[Air-l] interesting article about net censorship in china

Danny Butt db at dannybutt.net
Thu Apr 21 07:27:07 PDT 2005

Hi Jeremy

My point was simply that the geopolitical imaginary of "the Internet" and
what's "interesting" about it depends a lot on where you sit. So, for
example, if I had to guess a story about the Internet in China that would
make its way into the US tech business press, I'd say "censorship" because
this fits with the dominant narrative of Chinese politics that appears in
publications like Red Herring. (Rather than China as home to the
second-largest nation of users in the world, or the largest IPv6 network in
the world). That's not saying that I don't think that the censorship isn't a
valid concern for those working on these issues, but in an environment where
there's so little discussion of East Asian use, its role as a "general news
item" seems a bit gratuitous. Those bad Chinese, eh! Although, the story
tells us, "new technologies may keep total censorship in China at bay". The
good Internet, eh!

On the other hand, outside of the U.S., UK, and Australia, very few
researchers on internet governance would claim as you do that a) that the
existing coordinating bodies adequately represent global interests or b) the
relationship between internet governance bodies and the US government is
"tenuous". To give an example, it is possible under the terms of reference
of the MoU constituting the relationship between the Dept of Commerce and
ICANN, for an entire international country code top level domain (such as
.cn) to be removed from the root zone file on the demands of the U.S.
government. This would effectively remove it from the Internet. No one
seriously expects the US government to do that (but note, none of the
"endpoints" have the ability to do that). Yet, you may be able to understand
why many do not see that as being a viable state of affairs for a global
medium. It may also be possible for us, extrapolating from the "censoring
Chinese" story, to see how this situation might also play into certain
common assumptions about the United States government's role in
international affairs.

>From US media sources Internet governance is overwhelmingly posited as a "UN
grab for power over the Internet", rather than a serious issue with the
potential to make or break the "global" nature of the Internet. I'm
implicitly suggesting that a) this is a big deal, because it affects the
entire net, not just a nation state, b) it's being decided right now, and
there are many important documents awaiting comment and c) it's something
that many researchers on this forum are well placed to affect, as most of
this list reside in the nations seeking to maintain the patently unbalanced
status quo.

As a network of researchers in this medium we have 1) our own research
interests, but also 2) a responsibility for the medium's development, that
suggests we should be monitoring the issues/news of the day and developing
understanding of them.
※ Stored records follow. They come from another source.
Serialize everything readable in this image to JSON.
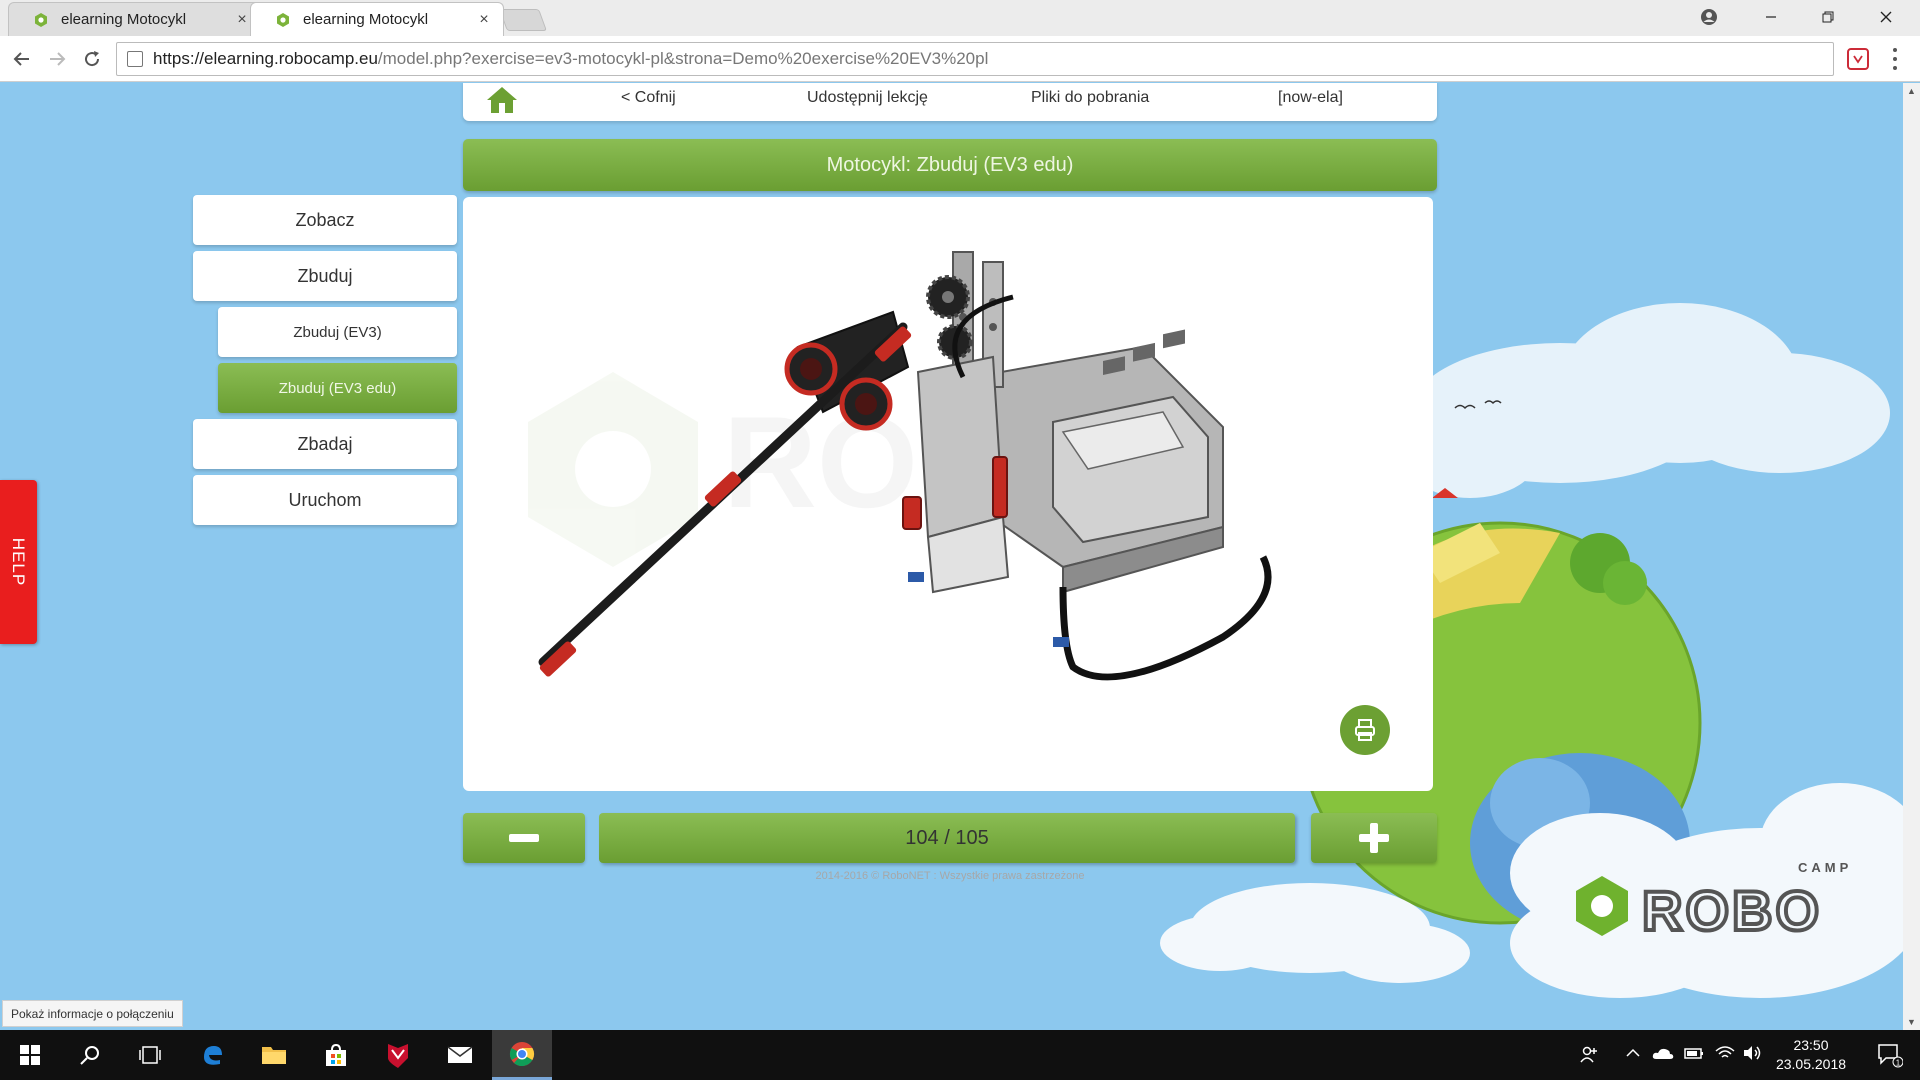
{
  "browser": {
    "tabs": [
      {
        "title": "elearning Motocykl",
        "close": "×",
        "active": false
      },
      {
        "title": "elearning Motocykl",
        "close": "×",
        "active": true
      }
    ],
    "url_host": "https://elearning.robocamp.eu",
    "url_path": "/model.php?exercise=ev3-motocykl-pl&strona=Demo%20exercise%20EV3%20pl",
    "status_tooltip": "Pokaż informacje o połączeniu"
  },
  "nav": {
    "back": "< Cofnij",
    "share": "Udostępnij lekcję",
    "downloads": "Pliki do pobrania",
    "user": "[now-ela]"
  },
  "lesson_title": "Motocykl: Zbuduj (EV3 edu)",
  "sidebar": {
    "items": [
      {
        "label": "Zobacz"
      },
      {
        "label": "Zbuduj"
      },
      {
        "label": "Zbuduj (EV3)"
      },
      {
        "label": "Zbuduj (EV3 edu)",
        "active": true
      },
      {
        "label": "Zbadaj"
      },
      {
        "label": "Uruchom"
      }
    ]
  },
  "help_label": "HELP",
  "pager": {
    "current": 104,
    "total": 105,
    "display": "104 / 105"
  },
  "footer": "2014-2016 © RoboNET : Wszystkie prawa zastrzeżone",
  "logo": {
    "camp": "CAMP",
    "robo": "ROBO"
  },
  "watermark_text": "ROBO",
  "taskbar": {
    "time": "23:50",
    "date": "23.05.2018",
    "notifications": "1"
  },
  "colors": {
    "accent_green": "#7aae3f",
    "help_red": "#e91e1e",
    "sky": "#8cc8ee"
  }
}
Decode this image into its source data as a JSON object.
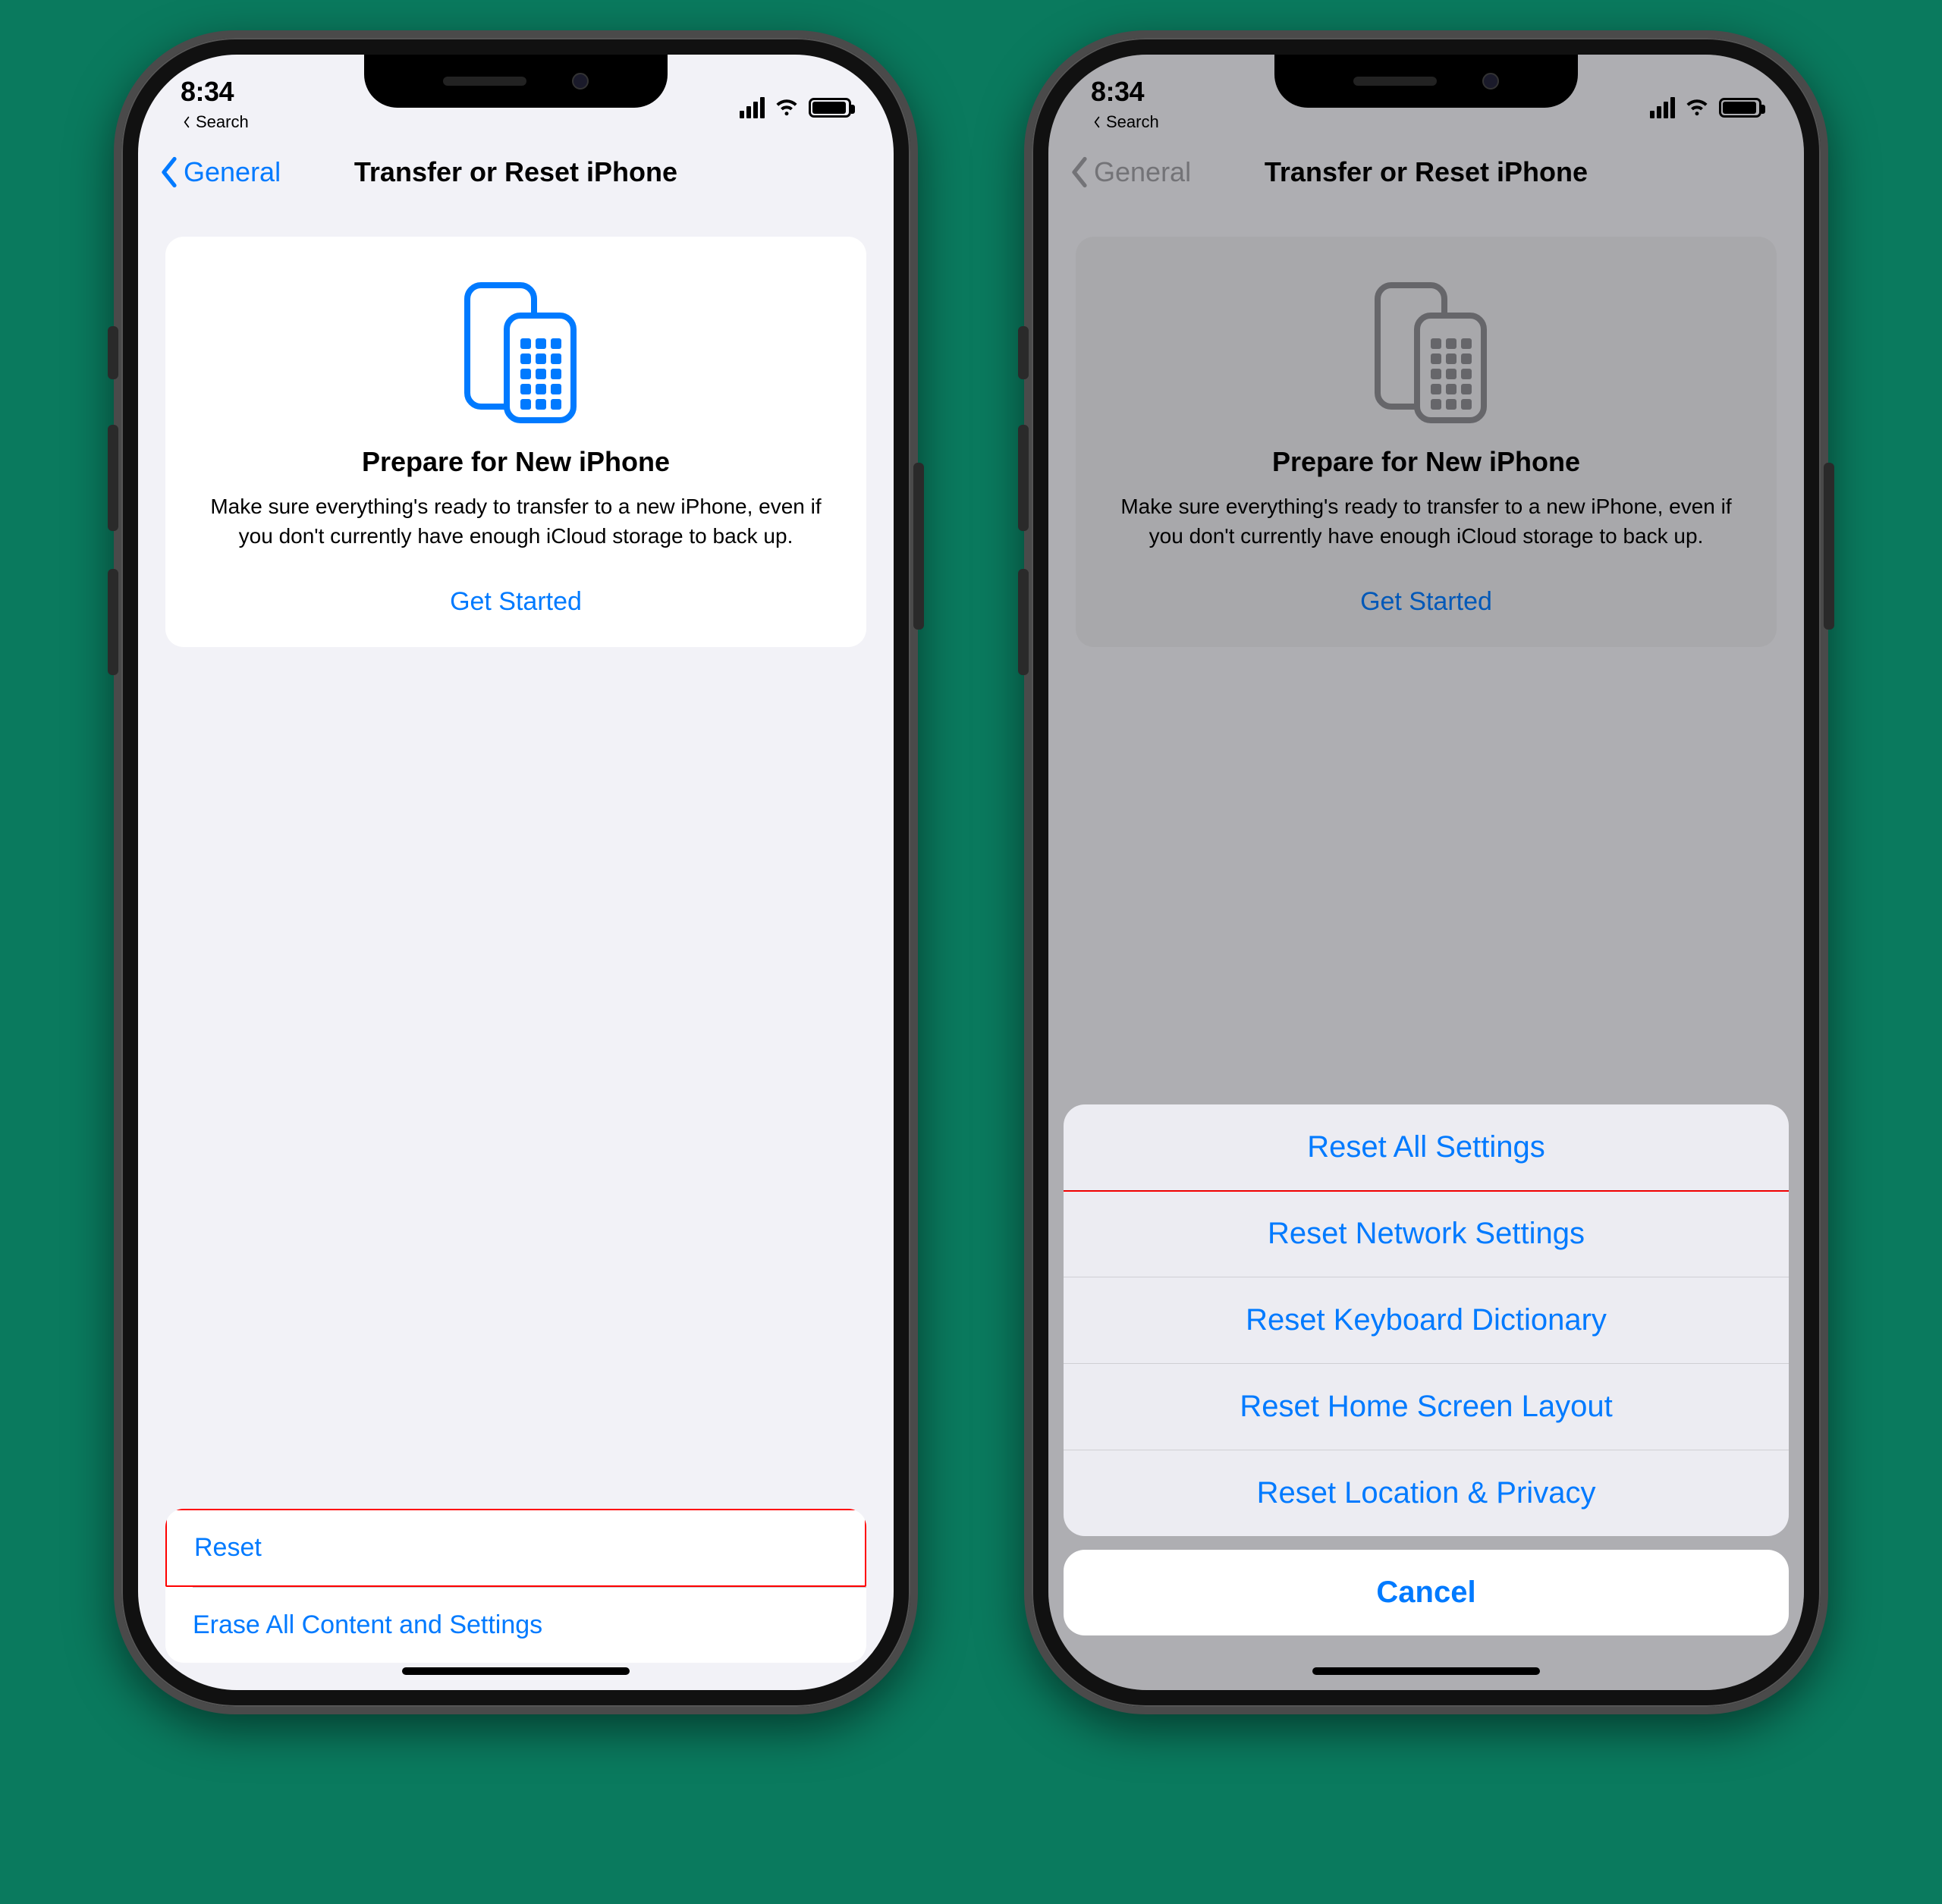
{
  "status": {
    "time": "8:34",
    "back_hint_label": "Search"
  },
  "nav": {
    "back_label": "General",
    "title": "Transfer or Reset iPhone"
  },
  "prepare": {
    "heading": "Prepare for New iPhone",
    "body": "Make sure everything's ready to transfer to a new iPhone, even if you don't currently have enough iCloud storage to back up.",
    "cta": "Get Started"
  },
  "bottom": {
    "reset": "Reset",
    "erase": "Erase All Content and Settings"
  },
  "sheet": {
    "items": [
      "Reset All Settings",
      "Reset Network Settings",
      "Reset Keyboard Dictionary",
      "Reset Home Screen Layout",
      "Reset Location & Privacy"
    ],
    "cancel": "Cancel"
  },
  "colors": {
    "ios_blue": "#007aff",
    "highlight": "#ff0000"
  }
}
It's good to share articles etc. outside of our own
specialisms. But on the second point, I think we'd do well as researchers to
take a critical perspective on who decides what counts as news and what our
implication in the stories is.



ps - anyone interested in the governance issues, as well as checking the
wgig and internetgovernance.org papers, may also want to look at two
excellent papers:

Peake, Adam (2004) Internet governance and the  World Summit on the
Information  Society (WSIS), Report for Association of Progressive
Communications, http://rights.apc.org/documents/governance.pdf

Drake, William. "Reframing Internet Governance Discourse: Fifteen Baseline

On 4/20/05 9:34 PM, "jeremy hunsinger" <jhuns at vt.edu> wrote:

> but... this has been covered in the news too...  at least the wgig for
> wsis has been covered.  it is interesting.  but it is unclear what you
> mean by 'running the internet'.  if you mean icann, which is the only
> bit that really is tied to the u.s. government, though tenuously... I
> hardly think that human readable domain names, which is pretty much all
> they do, is 'running the internet'....  even if, for instance one
> claims that icann is running the internet, under the ausipices of the
> u.s. commerce, you would still be hard pressed to say it is a u.s.
> organization, or non-representative of international interests(granted
> though, only certain types of interests are represented well)  if you
> mean ietf, iab, irtf, isoc, w3c... well those are all open
> organizations with solid international credentials.
> now do any of those organizations really run the internet?  or govern
> it?  each does in some way, to some extent, but none does it entirely,
> nor do the whole of them govern it entirely.  most of the internet is
> governed by the endpoints, and those that profit from them,  which is
> why censorship is important, because it shows precisely that fact,
> that countries can govern the internet as well.

More information about the Air-L mailing list